Vivendi, UMG’s parent company, met with multiple private-equity firms and other investors interested in buying a piece of the division. Ackman’s clear passion for the music business – rooted in his grandfather’s legacy – along with his relationship with management and his vision for growing the company, helped him stand out from the crowd, The Journal said.

Ackman’s SPAC, Pershing Square Tontine Holdings, is the vehicle looking to acquire the UMG stake. PSTH, which joined the stock market last summer, would remain a public company and could have nearly $3 billion to pursue another deal, even if the UMG transaction is successful.

Pershing Square also hopes to launch a new take on SPACs called a SPARC, which won’t lock up investors’ capital while it searches for a deal, and won’t have the pressure to close a deal within two years. Ackman’s proposed SPARC would be armed with up to $11 billion to pursue a business combination.

Read the original article on Business Insider

Billionaire investor Bill Ackman’s SPAC is close to striking a deal with Universal Music, report says

bill ackman
Bill Ackman

  • Bill Ackman’s SPAC is close to striking a deal with Universal Music, The Wall Street Journal said.
  • Pershing Square Tontine Holdings could agree a transaction valuing the music group at $40 billion.
  • Universal Music, a division of Vivendi, racked up $9 billion in revenue last year.
  • See more stories on Insider’s business page.

Billionaire investor Bill Ackman’s special-purpose acquisition company (SPAC) is close to agreeing a transaction with Universal Music Group that would value the music titan at $40 billion, The Wall Street Journal reported on Thursday, citing people familiar with the matter.
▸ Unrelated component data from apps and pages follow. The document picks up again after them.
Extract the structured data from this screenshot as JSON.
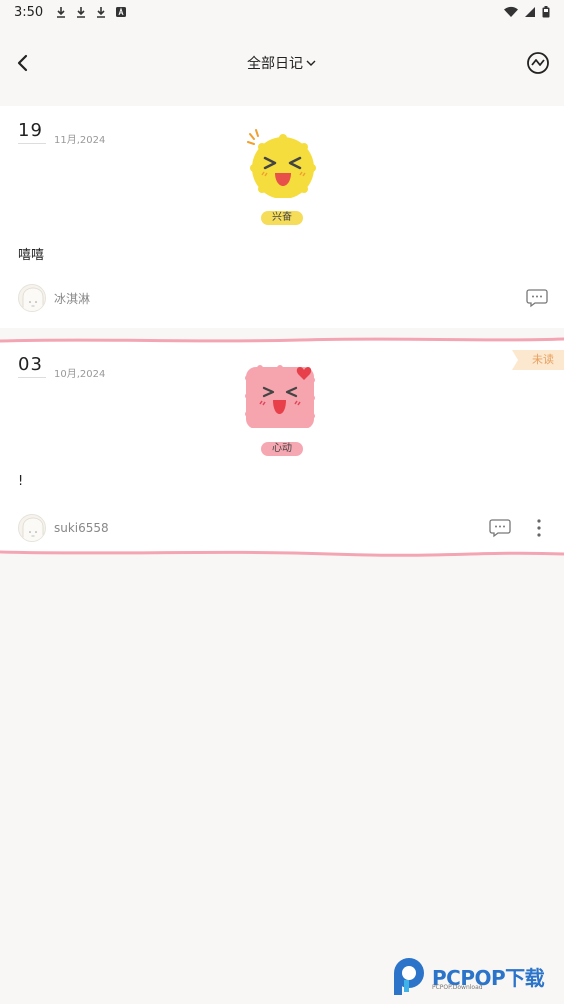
{
  "status_bar": {
    "time": "3:50"
  },
  "header": {
    "title": "全部日记"
  },
  "entries": [
    {
      "day": "19",
      "month_year": "11月,2024",
      "mood": "兴奋",
      "text": "嘻嘻",
      "author": "冰淇淋",
      "unread": ""
    },
    {
      "day": "03",
      "month_year": "10月,2024",
      "mood": "心动",
      "text": "!",
      "author": "suki6558",
      "unread": "未读"
    }
  ],
  "watermark": {
    "brand": "PCPOP下载",
    "sub": "PCPOP.Download"
  },
  "colors": {
    "background": "#f8f7f5",
    "yellow_mood": "#f5dd5a",
    "pink_mood": "#f6a8b2",
    "pink_border": "#f4a5b3",
    "unread": "#e8a060"
  }
}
Ackman’s Pershing Square Tontine Holdings might finalize the megadeal in a matter of weeks, although it could still fall through, sources told The Journal. PSTH shares fell as much as 8% in aftermarket trading after the news broke.

Universal Music, which represents artists including Taylor Swift and Billie Eilish, is currently owned by Vivendi, a French media conglomerate. The segment grew constant-currency revenue by 5% to 7.4 billion euros ($9 billion) last year, and operating income by 20% to 1.4 billion euros, Vivendi’s latest annual report shows.

Vivendi disclosed in mid-May that it was considering selling 10% of Universal Music to an “American investor” – which may be Ackman – or pursuing a public offering of 5% to 10% of the segment’s shares. Tencent, a Chinese technology conglomerate, doubled its stake in Universal Music to 20% last year, valuing the business at 30 billion euros.

Ackman, the boss of Pershing Square Capital Management, said last month that his team had identified an “iconic, phenomenal, great business” back in November 2020, and he hoped to strike a deal to purchase a piece of it within the next few weeks. He said the target was so attractive and interesting that it was “worth the energy and the effort.”

The hedge fund manager took PSTH public last summer with the goal of spending around $5 billion for a minority stake in a private business. Ackman’s reputation as a top investor – boosted by his lucrative pandemic hedge and his fund’s 70% gain last year – and the size of his SPAC prompted intense speculation about his possible target.

Pershing Square Capital Management declined a request for comment from Insider.

Read the original article on Business Insider